- Your surgeon marks your elbows, arms, and armpits to indicate where your incisions will be. The location, length, and direction of these incision lines will depend on the type of brachioplasty you undergo.
- You will receive either intravenous sedation or general anesthesia, based on your surgeon’s recommendation.
- Your surgeon will make the necessary incisions. The incisions may be completely concealed within the armpits, or they may extend down the inside of the arms in the most inconspicuous locations possible.
- After making the incisions, your surgeon will remove the extra skin and fat and bring the incisions together to provide a firmer and smoother arm contour. Your surgeon may use liposuction as an adjunct to remove excess fat.
- Your surgeon smooths the skin over the new contour of your arm and carefully closes the incisions to minimize scarring. Your surgeon may place sutures beneath the skin, where your body will gradually absorb them.
- Finally, the surgeon will apply a sterile dressing over your incisions, a compression garment to help with swelling, and possibly surgical drains to remove fluid that accumulates within the incisions.
What are my upper arm lift options?
There are different types of upper arm lifts that range from less invasive to more invasive. The type of upper arm lift you receive will depend on your skin quality, the extent of excess underarm fat and skin, and your desired results. Consult with your board-certified aesthetic plastic surgeon to determine the best option for you.
Arm liposuction, the least invasive method, is an option for you if your skin has enough elasticity to shrink around the remaining tissues after removing fat. If your skin has poor elasticity, you will have even more pronounced tissue sagging after removing the fat. Some patients get liposuction in conjunction with a standard brachioplasty to optimize results.
If your excess hanging skin is close to your armpit, your surgeon may be able to pull up and tuck this excess skin into the armpit. This option is best if you only have loose skin in the lower inner arm area near the armpit and do not have much excess fatty tissue.
If your excess skin extends like a bat wing from the armpit to the elbow, the best option is to remove the arm flab with a standard arm lift.

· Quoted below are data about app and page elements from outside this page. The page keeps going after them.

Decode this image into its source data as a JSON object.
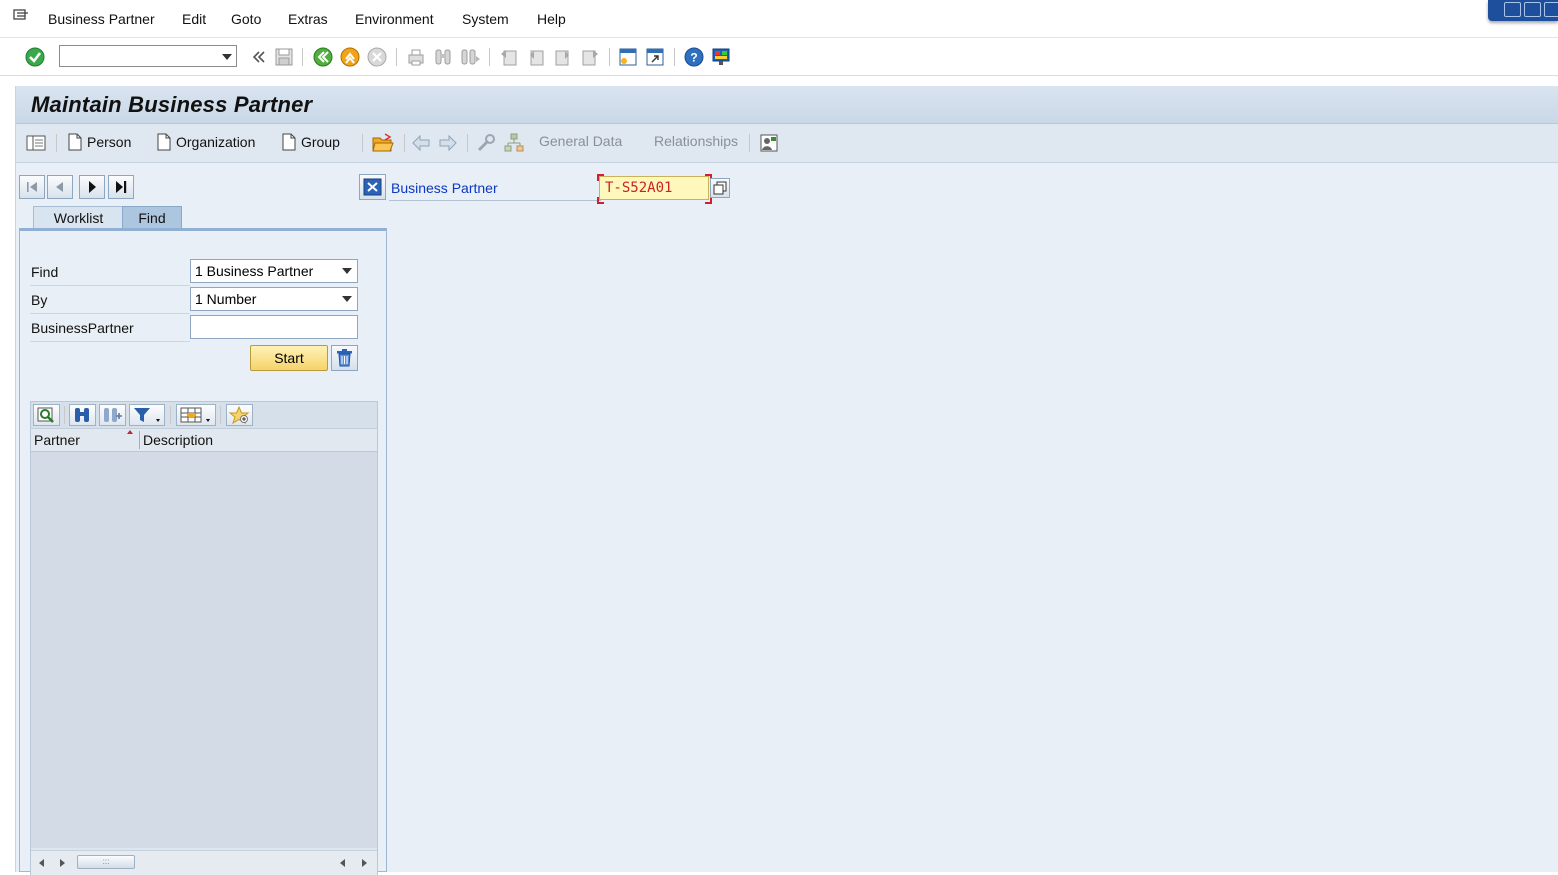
{
  "menubar": {
    "items": [
      "Business Partner",
      "Edit",
      "Goto",
      "Extras",
      "Environment",
      "System",
      "Help"
    ]
  },
  "systoolbar": {
    "command_value": "",
    "icons": [
      "enter-icon",
      "back-icon",
      "save-icon",
      "back-nav-icon",
      "exit-icon",
      "cancel-icon",
      "print-icon",
      "find-icon",
      "find-next-icon",
      "first-page-icon",
      "prev-page-icon",
      "next-page-icon",
      "last-page-icon",
      "new-session-icon",
      "shortcut-icon",
      "help-icon",
      "layout-icon"
    ]
  },
  "title": "Maintain Business Partner",
  "apptoolbar": {
    "person": "Person",
    "organization": "Organization",
    "group": "Group",
    "general_data": "General Data",
    "relationships": "Relationships"
  },
  "tabs": {
    "worklist": "Worklist",
    "find": "Find"
  },
  "find_panel": {
    "find_label": "Find",
    "find_value": "1 Business Partner",
    "by_label": "By",
    "by_value": "1 Number",
    "bp_label": "BusinessPartner",
    "bp_value": "",
    "start": "Start"
  },
  "grid": {
    "columns": [
      "Partner",
      "Description"
    ],
    "rows": []
  },
  "bp_field": {
    "label": "Business Partner",
    "value": "T-S52A01"
  },
  "colors": {
    "main_bg": "#e9eff6",
    "title_bg": "#d3e0ec",
    "link_blue": "#0b37c2",
    "input_yellow": "#fff8bd",
    "start_button": "#f5d36a"
  }
}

An extended arm lift, the most invasive method, is similar to a standard brachioplasty, except your surgeon extends the incision along the arm and down to the body to remove loose skin and fatty tissue under the arm area and along the side of the chest wall. Surgeons commonly perform this technique on patients who have had massive weight loss.